**What is expected:**
Where in the records does the word "event" appear? Copy each line that holds it.

(Page and application data records)
#####

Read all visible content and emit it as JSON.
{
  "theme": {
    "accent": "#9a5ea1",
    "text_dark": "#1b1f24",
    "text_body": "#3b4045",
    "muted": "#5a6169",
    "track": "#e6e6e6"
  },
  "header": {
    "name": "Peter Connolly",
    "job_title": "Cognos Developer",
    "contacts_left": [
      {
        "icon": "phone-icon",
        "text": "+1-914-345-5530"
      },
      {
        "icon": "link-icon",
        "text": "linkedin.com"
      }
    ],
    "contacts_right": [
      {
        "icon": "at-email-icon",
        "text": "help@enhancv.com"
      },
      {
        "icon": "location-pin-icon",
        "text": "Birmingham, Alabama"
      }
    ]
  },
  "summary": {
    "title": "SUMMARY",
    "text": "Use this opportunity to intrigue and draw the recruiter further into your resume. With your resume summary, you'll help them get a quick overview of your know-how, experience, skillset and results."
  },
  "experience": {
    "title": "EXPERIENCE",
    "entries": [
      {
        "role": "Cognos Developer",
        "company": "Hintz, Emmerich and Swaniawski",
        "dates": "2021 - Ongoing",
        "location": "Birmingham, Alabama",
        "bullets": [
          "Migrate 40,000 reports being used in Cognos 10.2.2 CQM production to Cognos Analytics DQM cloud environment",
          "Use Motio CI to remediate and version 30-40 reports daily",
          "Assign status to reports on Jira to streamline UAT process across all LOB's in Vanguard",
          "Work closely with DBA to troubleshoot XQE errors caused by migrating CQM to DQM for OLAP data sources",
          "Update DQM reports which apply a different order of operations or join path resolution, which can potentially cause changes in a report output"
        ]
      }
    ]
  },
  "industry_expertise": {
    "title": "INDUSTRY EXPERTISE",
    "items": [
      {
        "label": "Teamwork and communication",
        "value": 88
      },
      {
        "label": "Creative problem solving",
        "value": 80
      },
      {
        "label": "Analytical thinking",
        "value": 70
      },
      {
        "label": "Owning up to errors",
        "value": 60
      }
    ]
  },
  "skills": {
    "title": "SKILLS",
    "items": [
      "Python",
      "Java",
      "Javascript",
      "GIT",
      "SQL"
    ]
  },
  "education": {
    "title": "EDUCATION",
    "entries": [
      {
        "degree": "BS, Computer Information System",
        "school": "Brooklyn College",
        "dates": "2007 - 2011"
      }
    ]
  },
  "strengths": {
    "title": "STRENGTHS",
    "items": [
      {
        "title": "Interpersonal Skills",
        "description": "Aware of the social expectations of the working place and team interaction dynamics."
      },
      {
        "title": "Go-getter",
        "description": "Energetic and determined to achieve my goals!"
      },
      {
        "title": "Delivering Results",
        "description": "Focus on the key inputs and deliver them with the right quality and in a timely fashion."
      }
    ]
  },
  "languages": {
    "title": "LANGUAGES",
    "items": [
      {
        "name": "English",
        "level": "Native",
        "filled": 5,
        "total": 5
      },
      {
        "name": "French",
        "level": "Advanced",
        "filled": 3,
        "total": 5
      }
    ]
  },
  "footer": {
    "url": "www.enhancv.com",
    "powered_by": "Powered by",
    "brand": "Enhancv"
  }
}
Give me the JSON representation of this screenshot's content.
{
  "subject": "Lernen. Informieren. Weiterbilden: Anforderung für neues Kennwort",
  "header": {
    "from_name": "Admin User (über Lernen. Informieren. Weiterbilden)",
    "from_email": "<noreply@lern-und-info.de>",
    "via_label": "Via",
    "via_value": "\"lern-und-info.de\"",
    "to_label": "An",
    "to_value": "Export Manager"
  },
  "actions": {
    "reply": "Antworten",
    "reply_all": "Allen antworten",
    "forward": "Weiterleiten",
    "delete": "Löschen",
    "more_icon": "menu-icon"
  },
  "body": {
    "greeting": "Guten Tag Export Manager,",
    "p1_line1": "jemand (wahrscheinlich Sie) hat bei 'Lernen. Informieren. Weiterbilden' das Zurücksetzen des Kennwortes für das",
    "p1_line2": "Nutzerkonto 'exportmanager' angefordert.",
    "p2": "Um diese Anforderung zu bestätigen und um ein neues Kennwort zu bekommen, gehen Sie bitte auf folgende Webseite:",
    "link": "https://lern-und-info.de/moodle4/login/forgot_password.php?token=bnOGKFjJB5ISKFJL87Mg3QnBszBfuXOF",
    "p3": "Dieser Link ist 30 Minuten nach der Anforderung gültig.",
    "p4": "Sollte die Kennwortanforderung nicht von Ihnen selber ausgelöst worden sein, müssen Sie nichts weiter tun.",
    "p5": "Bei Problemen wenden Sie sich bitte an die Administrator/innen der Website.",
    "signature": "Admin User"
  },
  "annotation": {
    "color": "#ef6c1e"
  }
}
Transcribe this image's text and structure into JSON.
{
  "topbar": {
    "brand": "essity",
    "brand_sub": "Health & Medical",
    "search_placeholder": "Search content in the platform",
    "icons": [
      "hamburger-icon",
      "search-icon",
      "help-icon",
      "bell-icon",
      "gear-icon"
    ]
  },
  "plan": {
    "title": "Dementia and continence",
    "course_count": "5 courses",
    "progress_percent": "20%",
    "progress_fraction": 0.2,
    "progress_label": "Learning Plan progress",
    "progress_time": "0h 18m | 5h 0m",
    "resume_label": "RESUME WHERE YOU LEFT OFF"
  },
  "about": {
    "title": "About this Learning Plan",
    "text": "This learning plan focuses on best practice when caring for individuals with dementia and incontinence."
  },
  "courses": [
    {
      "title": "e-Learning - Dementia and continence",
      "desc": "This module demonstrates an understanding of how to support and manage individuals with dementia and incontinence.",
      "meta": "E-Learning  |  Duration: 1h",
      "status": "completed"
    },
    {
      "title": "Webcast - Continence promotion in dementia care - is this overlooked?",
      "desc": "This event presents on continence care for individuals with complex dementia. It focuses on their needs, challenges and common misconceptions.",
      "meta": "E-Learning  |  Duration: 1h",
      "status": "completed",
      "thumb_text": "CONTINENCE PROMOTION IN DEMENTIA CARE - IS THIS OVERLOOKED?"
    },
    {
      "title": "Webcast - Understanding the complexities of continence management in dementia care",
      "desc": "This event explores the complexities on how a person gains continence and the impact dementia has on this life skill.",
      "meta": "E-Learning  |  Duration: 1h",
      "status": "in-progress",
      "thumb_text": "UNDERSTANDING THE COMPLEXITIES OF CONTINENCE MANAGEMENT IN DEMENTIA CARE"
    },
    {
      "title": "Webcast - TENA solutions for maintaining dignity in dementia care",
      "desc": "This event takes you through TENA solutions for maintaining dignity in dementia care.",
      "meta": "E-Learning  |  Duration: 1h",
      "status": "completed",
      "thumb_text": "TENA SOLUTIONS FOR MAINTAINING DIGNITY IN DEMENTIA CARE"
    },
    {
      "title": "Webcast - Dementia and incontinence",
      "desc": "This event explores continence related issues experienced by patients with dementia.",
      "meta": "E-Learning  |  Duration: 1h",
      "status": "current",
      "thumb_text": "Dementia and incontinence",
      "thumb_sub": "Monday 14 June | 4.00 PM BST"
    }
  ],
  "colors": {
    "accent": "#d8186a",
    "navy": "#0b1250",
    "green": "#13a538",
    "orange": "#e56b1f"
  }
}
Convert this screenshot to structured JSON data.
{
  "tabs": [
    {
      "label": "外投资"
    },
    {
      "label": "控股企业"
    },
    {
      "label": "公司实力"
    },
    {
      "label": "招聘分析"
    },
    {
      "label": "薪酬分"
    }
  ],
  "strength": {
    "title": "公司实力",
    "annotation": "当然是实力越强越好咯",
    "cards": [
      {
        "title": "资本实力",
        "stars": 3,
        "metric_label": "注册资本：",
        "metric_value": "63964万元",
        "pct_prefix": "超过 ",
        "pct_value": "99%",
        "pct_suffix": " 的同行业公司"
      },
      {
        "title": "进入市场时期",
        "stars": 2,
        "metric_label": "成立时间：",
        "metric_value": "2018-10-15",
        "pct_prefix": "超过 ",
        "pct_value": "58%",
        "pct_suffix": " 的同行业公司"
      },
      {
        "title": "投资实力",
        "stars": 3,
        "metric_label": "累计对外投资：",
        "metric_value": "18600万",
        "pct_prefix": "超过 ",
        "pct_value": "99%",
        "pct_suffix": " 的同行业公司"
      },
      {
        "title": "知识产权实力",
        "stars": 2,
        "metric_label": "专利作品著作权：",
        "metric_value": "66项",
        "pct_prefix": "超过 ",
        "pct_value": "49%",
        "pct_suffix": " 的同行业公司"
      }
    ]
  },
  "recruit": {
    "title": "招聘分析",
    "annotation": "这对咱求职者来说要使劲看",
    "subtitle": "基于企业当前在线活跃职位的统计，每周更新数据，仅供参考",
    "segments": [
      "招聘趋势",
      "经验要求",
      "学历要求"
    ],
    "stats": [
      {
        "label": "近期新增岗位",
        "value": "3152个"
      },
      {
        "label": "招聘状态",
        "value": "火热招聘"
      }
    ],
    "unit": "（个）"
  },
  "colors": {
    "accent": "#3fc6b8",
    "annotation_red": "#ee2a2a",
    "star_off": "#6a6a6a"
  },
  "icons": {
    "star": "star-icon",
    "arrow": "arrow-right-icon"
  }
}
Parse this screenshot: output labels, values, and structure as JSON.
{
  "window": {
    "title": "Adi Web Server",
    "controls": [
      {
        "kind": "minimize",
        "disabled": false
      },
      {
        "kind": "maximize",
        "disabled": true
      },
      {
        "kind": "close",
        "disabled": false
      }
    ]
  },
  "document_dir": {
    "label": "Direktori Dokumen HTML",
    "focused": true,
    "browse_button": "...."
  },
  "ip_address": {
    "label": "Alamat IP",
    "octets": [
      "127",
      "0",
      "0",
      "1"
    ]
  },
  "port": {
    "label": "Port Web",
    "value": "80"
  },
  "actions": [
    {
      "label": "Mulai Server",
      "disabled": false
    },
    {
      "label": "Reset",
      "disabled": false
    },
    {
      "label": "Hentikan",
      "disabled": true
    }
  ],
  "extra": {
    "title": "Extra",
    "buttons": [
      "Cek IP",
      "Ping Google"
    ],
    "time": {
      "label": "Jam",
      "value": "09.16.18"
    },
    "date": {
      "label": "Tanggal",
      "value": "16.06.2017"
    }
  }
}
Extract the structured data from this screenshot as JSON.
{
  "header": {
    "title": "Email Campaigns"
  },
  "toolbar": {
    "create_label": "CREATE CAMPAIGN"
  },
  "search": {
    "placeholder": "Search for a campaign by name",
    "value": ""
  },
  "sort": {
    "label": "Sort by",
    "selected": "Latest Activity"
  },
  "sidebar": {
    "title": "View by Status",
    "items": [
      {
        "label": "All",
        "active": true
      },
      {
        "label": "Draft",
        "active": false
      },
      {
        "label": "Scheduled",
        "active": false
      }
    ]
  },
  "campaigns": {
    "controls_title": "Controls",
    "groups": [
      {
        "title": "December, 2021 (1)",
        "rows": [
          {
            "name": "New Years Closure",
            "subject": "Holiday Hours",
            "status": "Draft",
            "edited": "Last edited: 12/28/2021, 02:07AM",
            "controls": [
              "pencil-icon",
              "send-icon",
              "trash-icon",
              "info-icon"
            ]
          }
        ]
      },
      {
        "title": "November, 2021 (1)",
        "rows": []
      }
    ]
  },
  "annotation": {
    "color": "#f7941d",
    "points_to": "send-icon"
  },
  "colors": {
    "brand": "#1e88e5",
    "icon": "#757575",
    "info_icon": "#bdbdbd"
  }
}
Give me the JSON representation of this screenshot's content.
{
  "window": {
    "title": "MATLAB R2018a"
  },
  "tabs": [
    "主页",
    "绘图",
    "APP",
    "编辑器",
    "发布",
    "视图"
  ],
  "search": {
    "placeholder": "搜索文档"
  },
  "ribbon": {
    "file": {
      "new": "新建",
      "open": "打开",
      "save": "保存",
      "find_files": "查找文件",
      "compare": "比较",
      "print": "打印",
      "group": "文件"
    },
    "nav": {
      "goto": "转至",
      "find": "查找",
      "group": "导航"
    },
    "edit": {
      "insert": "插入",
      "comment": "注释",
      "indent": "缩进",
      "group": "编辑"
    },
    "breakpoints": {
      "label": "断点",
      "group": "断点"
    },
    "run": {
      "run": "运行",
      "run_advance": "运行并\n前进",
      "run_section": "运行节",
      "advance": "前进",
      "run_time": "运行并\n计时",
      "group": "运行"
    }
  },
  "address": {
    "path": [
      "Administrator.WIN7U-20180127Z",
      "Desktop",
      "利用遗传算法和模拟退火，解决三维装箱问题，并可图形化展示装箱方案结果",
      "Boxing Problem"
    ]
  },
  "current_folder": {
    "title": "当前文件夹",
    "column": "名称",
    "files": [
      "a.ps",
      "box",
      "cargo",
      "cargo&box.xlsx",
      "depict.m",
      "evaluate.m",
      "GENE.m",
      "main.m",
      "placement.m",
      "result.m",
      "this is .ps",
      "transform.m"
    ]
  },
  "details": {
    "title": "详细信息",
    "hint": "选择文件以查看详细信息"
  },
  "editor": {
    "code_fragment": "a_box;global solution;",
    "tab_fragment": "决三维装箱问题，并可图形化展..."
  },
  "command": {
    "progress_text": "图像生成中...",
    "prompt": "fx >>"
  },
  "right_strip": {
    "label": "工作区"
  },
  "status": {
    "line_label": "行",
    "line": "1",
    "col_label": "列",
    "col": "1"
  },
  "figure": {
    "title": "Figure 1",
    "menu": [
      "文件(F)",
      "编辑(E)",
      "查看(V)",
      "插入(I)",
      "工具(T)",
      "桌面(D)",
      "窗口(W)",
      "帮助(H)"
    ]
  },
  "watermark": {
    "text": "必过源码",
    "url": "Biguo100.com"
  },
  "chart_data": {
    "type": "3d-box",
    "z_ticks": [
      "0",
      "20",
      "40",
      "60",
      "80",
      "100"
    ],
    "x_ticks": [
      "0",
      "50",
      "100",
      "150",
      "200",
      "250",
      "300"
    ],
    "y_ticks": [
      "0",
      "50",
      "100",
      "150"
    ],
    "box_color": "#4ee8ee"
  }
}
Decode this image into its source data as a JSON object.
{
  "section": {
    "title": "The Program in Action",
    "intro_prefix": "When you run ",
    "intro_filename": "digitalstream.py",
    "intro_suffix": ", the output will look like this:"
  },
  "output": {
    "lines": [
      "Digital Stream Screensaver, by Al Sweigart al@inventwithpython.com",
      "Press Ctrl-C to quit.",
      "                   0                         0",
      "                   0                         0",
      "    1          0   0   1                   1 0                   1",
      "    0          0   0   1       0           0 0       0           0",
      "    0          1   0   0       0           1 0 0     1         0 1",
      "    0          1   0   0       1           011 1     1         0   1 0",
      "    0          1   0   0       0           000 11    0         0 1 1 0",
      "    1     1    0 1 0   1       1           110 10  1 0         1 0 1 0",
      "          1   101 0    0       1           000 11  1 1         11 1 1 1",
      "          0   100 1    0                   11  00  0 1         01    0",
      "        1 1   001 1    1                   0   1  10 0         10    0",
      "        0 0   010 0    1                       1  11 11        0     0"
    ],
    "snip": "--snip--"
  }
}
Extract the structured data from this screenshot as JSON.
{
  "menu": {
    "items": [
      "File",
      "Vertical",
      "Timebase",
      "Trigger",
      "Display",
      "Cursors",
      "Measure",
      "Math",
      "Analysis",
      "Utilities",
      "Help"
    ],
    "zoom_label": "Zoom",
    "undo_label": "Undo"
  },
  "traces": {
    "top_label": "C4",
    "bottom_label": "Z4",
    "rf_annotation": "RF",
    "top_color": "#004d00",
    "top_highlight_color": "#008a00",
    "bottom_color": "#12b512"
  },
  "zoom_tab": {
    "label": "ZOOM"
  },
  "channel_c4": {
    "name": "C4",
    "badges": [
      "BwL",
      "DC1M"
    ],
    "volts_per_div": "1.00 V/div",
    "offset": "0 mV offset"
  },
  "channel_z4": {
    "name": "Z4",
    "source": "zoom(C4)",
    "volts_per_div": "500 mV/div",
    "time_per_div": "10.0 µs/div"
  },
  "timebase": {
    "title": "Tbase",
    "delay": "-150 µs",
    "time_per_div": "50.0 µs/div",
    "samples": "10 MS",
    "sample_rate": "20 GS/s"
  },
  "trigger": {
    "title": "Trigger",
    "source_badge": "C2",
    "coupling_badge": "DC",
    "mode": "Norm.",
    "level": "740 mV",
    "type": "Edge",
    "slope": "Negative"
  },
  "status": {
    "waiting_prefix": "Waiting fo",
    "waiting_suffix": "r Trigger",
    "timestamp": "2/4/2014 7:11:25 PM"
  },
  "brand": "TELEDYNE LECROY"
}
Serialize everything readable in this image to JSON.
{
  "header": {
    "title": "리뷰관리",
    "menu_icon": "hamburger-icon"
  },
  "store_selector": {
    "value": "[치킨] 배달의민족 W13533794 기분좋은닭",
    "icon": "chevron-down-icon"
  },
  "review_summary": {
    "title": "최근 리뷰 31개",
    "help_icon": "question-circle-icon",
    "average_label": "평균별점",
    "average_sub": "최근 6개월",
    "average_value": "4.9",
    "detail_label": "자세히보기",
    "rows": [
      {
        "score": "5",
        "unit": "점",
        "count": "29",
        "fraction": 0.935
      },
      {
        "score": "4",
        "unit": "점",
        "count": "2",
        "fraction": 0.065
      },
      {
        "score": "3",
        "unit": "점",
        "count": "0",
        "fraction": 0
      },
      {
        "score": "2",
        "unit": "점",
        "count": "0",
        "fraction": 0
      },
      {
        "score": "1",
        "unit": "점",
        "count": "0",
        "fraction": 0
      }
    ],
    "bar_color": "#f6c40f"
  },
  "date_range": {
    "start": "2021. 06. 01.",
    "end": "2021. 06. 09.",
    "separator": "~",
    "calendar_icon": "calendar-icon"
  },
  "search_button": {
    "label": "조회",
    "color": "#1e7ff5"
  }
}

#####

**Your solution:**
      "desc": "This event presents on continence care for individuals with complex dementia. It focuses on their needs, challenges and common misconceptions.",
      "desc": "This event explores the complexities on how a person gains continence and the impact dementia has on this life skill.",
      "desc": "This event takes you through TENA solutions for maintaining dignity in dementia care.",
      "desc": "This event explores continence related issues experienced by patients with dementia.",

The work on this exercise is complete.